Nadine didn't know that they were barely a day and a half away from escaping the Darién jungle when she and her daughter Ania, aged six, realised they could not take another step. Their feet were badly swollen.
Nadine's partner decided to leave them in order to get out the Darién and seek help. Nadine and her daughter were alone for three days. “I thought we were going to die.” Her partner and people in the Bajo Chiquito community managed to rescue them in canoes.
In Bajo Chiquito, Tamara complains about the conditions in the town where there is little clean water, no possibility of showering and no access to decent toilets. Angel collects rubbish around the town to ingratiate himself with the authorities so they will allow his passage by canoe to the migrant reception centre.
Alejandro and Nadine wait, with their feet elevated to reduce the pain and swelling. Ania draws, as someone has given her pen and paper. Alejandro is happy because his friend has at last arrived. Some climb a nearby hill where they can get a phone signal. It’s weak but enough for them to call their families.
For all of them, uncertainty is the norm. While they will all be transferred to the reception centres in San Vicente and Lajas Blancas, they will have to buy their own bus tickets for the onward journey north. Not everyone has money or has the right nationality.
Colombians, Ecuadorians and Bolivians, amongst others, are held for processing and deportation. Others, if they have pending administrative or judicial processes (for example, seeking refugee status in Panama, or as a witness in a case against people-traffickers), will be held at a migrant reception centre for weeks or months. The centres are a source of complaints, as those who are held there face inadequate food and shelter, a lack of clean water and showers, and no means to communicate with their families.
More are on their way. By the end of July, around 8,000 migrants were waiting in Necoclí, Colombia, to start their journey through the Darién jungle.

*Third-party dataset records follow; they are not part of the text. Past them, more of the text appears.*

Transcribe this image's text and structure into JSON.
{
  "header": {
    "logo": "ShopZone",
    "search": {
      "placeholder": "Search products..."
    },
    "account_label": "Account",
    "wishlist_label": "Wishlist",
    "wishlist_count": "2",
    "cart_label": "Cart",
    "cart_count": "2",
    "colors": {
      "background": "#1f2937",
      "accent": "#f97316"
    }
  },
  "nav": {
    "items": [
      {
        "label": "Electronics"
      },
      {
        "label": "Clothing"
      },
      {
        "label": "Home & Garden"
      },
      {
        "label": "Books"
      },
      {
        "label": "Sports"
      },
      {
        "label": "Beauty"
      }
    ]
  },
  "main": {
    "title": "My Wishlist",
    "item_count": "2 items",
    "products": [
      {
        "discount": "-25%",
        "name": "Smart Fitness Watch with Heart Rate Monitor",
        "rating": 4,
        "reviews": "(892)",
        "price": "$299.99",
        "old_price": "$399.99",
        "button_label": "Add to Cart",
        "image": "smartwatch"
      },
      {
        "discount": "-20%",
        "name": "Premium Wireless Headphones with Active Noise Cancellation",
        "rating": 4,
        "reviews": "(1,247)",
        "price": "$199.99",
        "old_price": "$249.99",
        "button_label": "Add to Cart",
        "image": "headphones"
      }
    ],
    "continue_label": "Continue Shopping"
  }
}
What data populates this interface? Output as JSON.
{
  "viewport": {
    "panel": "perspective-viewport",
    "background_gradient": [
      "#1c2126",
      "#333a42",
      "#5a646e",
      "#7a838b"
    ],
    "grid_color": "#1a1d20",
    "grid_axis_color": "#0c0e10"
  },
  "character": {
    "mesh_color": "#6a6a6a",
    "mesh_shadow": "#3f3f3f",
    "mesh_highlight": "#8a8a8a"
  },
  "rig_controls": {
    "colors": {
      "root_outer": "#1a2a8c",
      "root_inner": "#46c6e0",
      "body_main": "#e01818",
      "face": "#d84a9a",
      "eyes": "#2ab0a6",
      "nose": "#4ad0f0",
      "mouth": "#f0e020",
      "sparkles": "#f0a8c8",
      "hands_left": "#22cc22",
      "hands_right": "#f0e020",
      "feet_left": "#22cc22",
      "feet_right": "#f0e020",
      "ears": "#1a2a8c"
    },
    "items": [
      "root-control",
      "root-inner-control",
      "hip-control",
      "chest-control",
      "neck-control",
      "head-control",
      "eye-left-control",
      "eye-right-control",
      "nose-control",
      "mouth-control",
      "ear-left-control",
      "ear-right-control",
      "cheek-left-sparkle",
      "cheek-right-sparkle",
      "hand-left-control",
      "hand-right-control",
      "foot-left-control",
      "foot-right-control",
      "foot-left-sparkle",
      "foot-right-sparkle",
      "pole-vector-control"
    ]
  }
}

MSF continues to witness the enormous flow of migrants who risk their lives crossing the Darién jungle and the serious consequences of the violence and hardships they are exposed to during their journey. A lack of safe and legal routes for migrants criminalises them and forces them to use routes, such as the Darien jungle, where they are exposed to systematic attacks and sexual assaults. We demand that the governments of Colombia and Panama establish alternatives routes that guarantee safe passage between the two countries and deploy the necessary protection mechanisms in their territories to prevent more deaths and suffering on the route through the Darién jungle.